Kicking things off with a bona-fide belter, ‘Is She Really Going Out Tonight’ takes a Ramonescore influence and strips it back to its bare essence. Powering a verse with a single chord between vocal lines, there’s a fine balance between guts and melody, before switching to something a little more traditional structured around three chords. With a balance between power, speed and melody very much at the heart of the tune, it’s no surprise when everything turns out more like Dan Vapid & The Cheats than DeeCracks themselves. The inclusion of a harmony filled chorus takes things up another notch and what transpires is a track that’s every bit as good as some better known acts. If you like Dan Vapid, the much missed Enemy You or Chixdiggit!, you’ll adore this, without question. With a hook that spells out the titular heroine’s name, ‘Luise’ is as catchy as fuck. Tapping into the kind of arrangement that fills most of Dan Vapid’s best work, the band motor through some tight punk, but the commercial edge – again – is where the appeal really lies. The guitar tones are crisp yet melodic; the gang vocals are spot on. The aforementioned chorus is one you’ll remember long after the disc stops spinning…great enough not to be outdone by a round of utterly shameless “gabba gabba hey”s en route.
‘Chemical Reaction’, if anything, makes the Ramones love even more obvious. With the influences presented in such a brazen way, it’s more than possible to hear bits and pieces lifted from the ‘Rocket To Russia’ album throughout and then slightly re-dressed in a shinier new suit, as per 90s bands like The Lillingtons and Enemy You. There aren’t any vocal steals this time out but, once again, the lead vocal is perfect – lending a pop-edge to a fine set of pop-punk and power pop chords, but the way the backing vocals drop in is absolutely classic. While the blatant Ramones steals are likely to win everyone over in a heartbeat, a mention must also be given to some great gang vocals which, obviously, really help to drive a fun hook home. ‘Lunch Money’ taps more into the band’s favoured dorky humour, presenting something that could even be Enemy You with its driving riffs contrasted by slightly shiny vocals. The big draw here, though, is the chorus regarding some pilfered small change which makes fantastic use of gang vocals. Stopping dead at a minute and half, this seems as if it pulls out before one last verse could make it truly special, but in terms of what we’ve got, it’s still brilliant.

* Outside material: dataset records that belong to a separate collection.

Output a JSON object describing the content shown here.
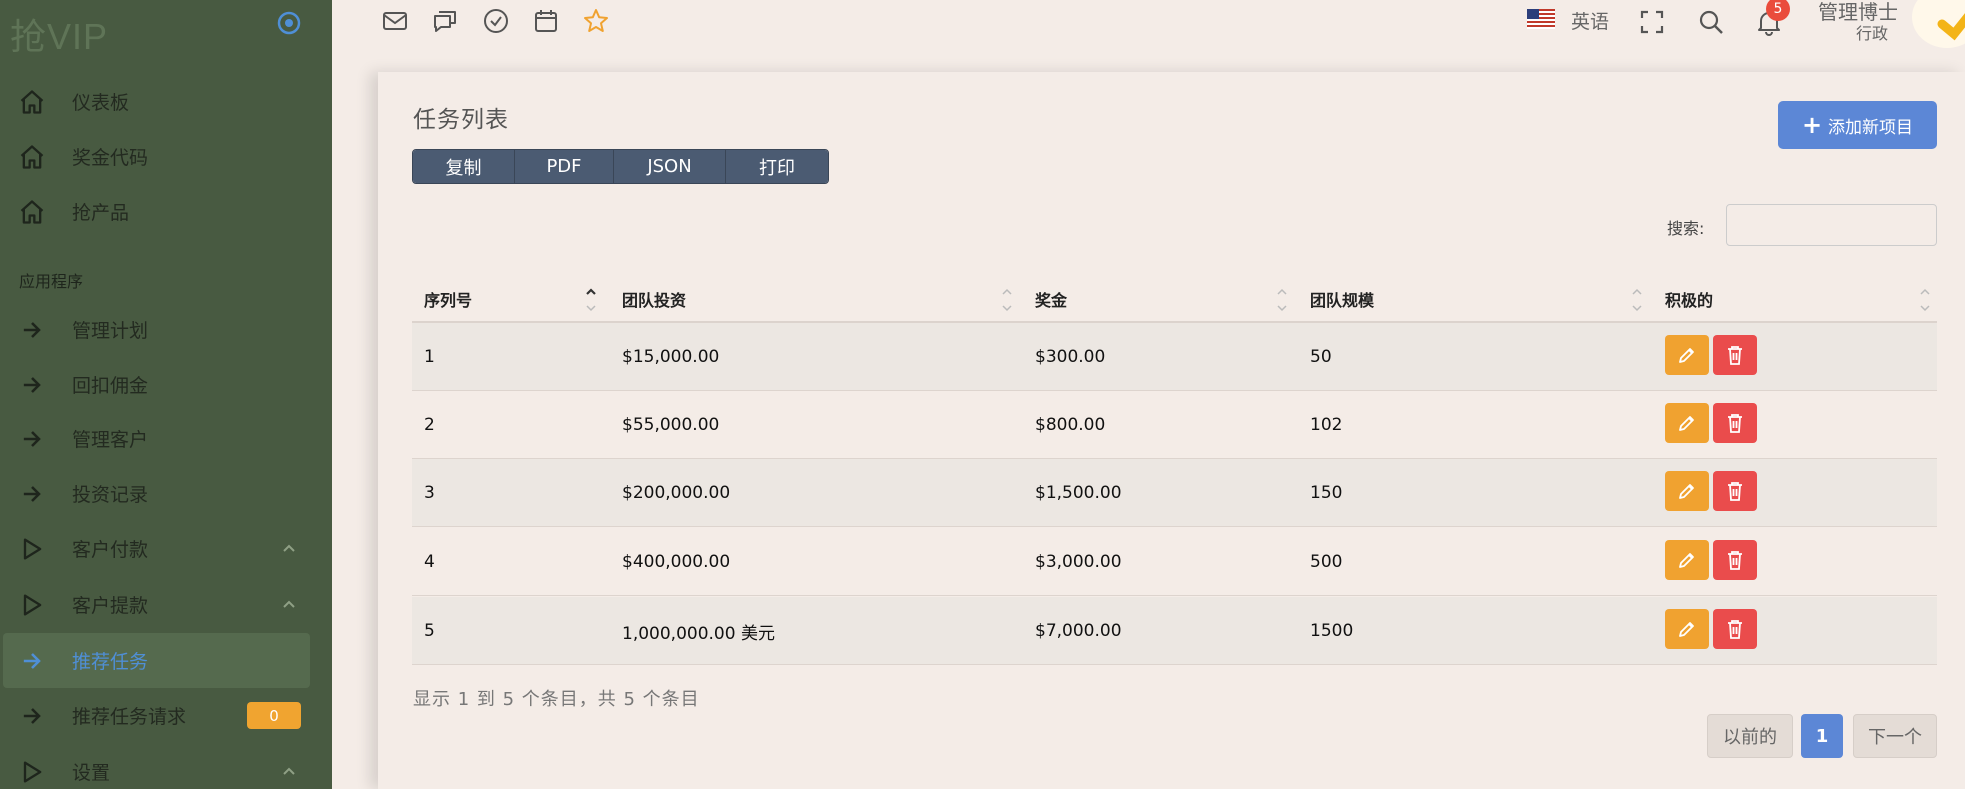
{
  "brand": {
    "name": "抢VIP"
  },
  "sidebar": {
    "top_items": [
      {
        "label": "仪表板",
        "icon": "home-icon"
      },
      {
        "label": "奖金代码",
        "icon": "home-icon"
      },
      {
        "label": "抢产品",
        "icon": "home-icon"
      }
    ],
    "section_title": "应用程序",
    "items": [
      {
        "label": "管理计划",
        "icon": "arrow-right-icon"
      },
      {
        "label": "回扣佣金",
        "icon": "arrow-right-icon"
      },
      {
        "label": "管理客户",
        "icon": "arrow-right-icon"
      },
      {
        "label": "投资记录",
        "icon": "arrow-right-icon"
      },
      {
        "label": "客户付款",
        "icon": "play-icon",
        "chevron": "chevron-up-icon"
      },
      {
        "label": "客户提款",
        "icon": "play-icon",
        "chevron": "chevron-up-icon"
      },
      {
        "label": "推荐任务",
        "icon": "arrow-right-icon",
        "active": true
      },
      {
        "label": "推荐任务请求",
        "icon": "arrow-right-icon",
        "badge": "0"
      },
      {
        "label": "设置",
        "icon": "play-icon",
        "chevron": "chevron-up-icon"
      }
    ]
  },
  "topbar": {
    "icons": [
      "mail-icon",
      "chat-icon",
      "check-circle-icon",
      "calendar-icon",
      "star-icon"
    ],
    "language": "英语",
    "notification_count": "5",
    "user_name": "管理博士",
    "user_role": "行政"
  },
  "card": {
    "title": "任务列表",
    "add_button": "添加新项目",
    "export_buttons": [
      "复制",
      "PDF",
      "JSON",
      "打印"
    ],
    "search_label": "搜索:",
    "search_value": ""
  },
  "table": {
    "columns": [
      "序列号",
      "团队投资",
      "奖金",
      "团队规模",
      "积极的"
    ],
    "rows": [
      {
        "id": "1",
        "investment": "$15,000.00",
        "bonus": "$300.00",
        "size": "50"
      },
      {
        "id": "2",
        "investment": "$55,000.00",
        "bonus": "$800.00",
        "size": "102"
      },
      {
        "id": "3",
        "investment": "$200,000.00",
        "bonus": "$1,500.00",
        "size": "150"
      },
      {
        "id": "4",
        "investment": "$400,000.00",
        "bonus": "$3,000.00",
        "size": "500"
      },
      {
        "id": "5",
        "investment": "1,000,000.00 美元",
        "bonus": "$7,000.00",
        "size": "1500"
      }
    ]
  },
  "footer": {
    "info": "显示 1 到 5 个条目，共 5 个条目",
    "prev": "以前的",
    "page": "1",
    "next": "下一个"
  },
  "colors": {
    "sidebar_bg": "#485a41",
    "page_bg": "#f4ece7",
    "accent_blue": "#5c87d6",
    "edit_orange": "#f0a230",
    "delete_red": "#ea4c4c",
    "export_btn": "#4b5b72"
  }
}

When it comes to punk, sometimes there’s a fine line between political and frivolous and ‘Books Not Bombs’ doesn’t know whether it wants to use its generous minute to make a statement or just come across as utterly flippant. It’s the EP’s filler track, but even then, it’s hugely repetitious hook is effective, even if the music merely recycles ideas from other tracks. The title track, on the other hand, stretches further to include a melodic power pop lead guitar to counteract the speedy chords. Not always so much of the Ramones-by-numbers school, the intro adds echoes of The Only Ones for good measure. With a staccato riff driving a solid verse, there are moments where this owes as much to the 90s revival with Chixdiggit! and Fenix TX as anything, while some superb harmonies lend another great chorus some real chops.

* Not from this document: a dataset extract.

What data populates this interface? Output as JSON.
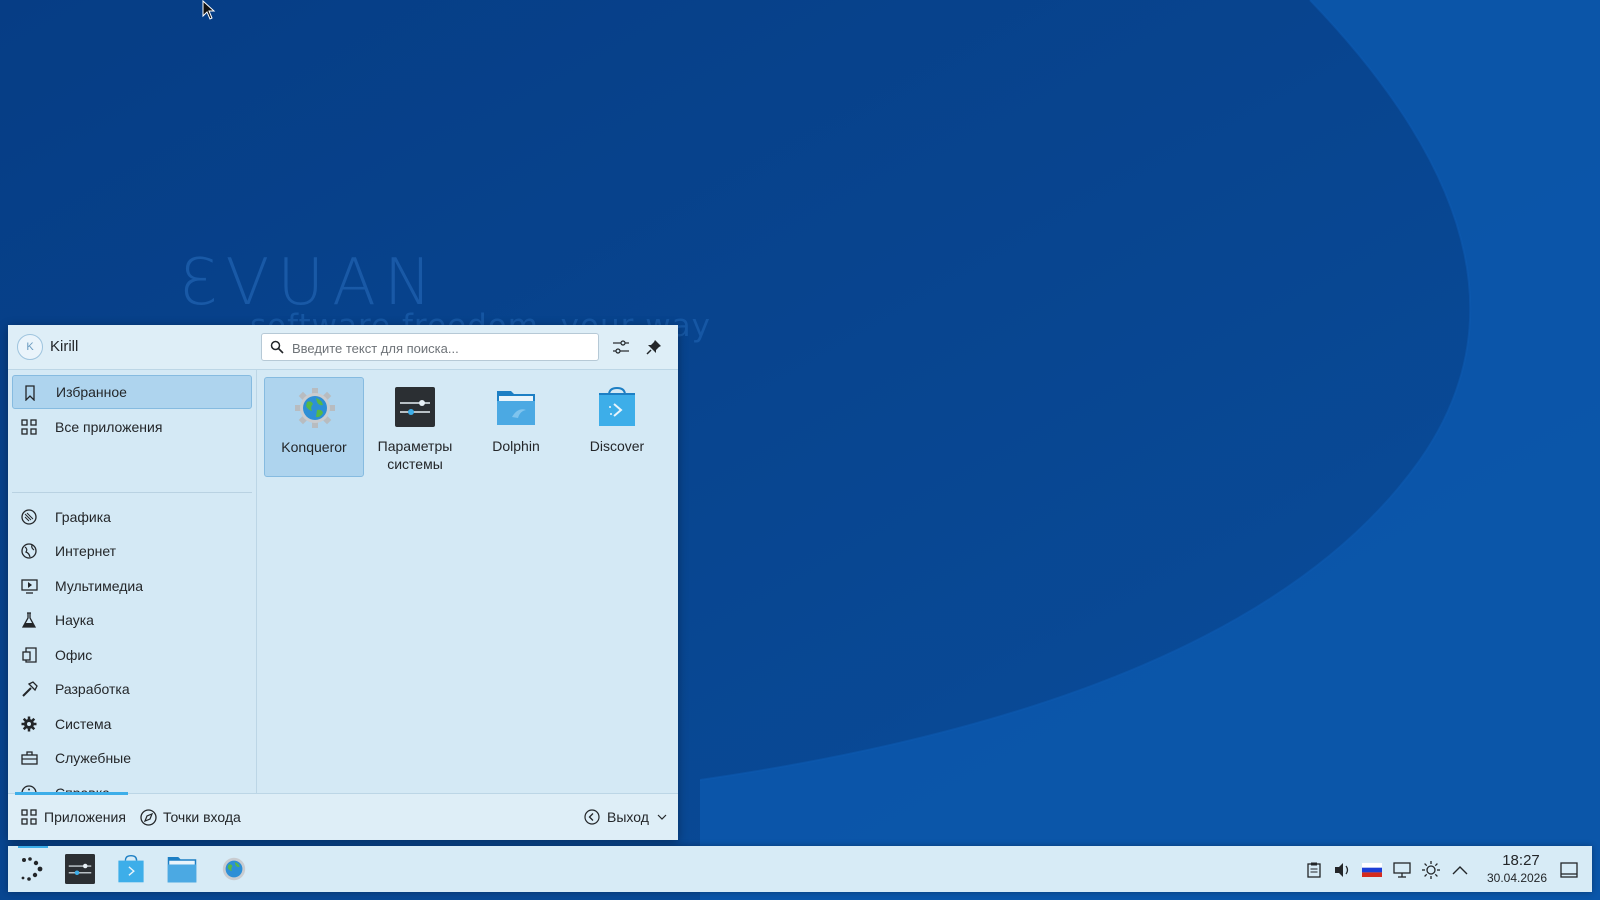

While ‘Books Not Bombs’ could’ve been seen as disposable, tracks such as the title track and ‘Is She Really…’ suggest that Dorkatron are among the best pop-punk songwriters at the time of this release, despite their self-depreciating outward stance.
Yes, you’ve heard it all before. However, that doesn’t stop this EP’s six songs ranking among some of the best Ramonescore/pop-punk. Dorkatron have wisely realised that they don’t need to go the extra mile and/or put their own slant on things, they just need to be able to say that if ever faced with such a task, they could replicate the first three Ramones albums to near perfection. On the basis of this EP, their abilities to do so are without question.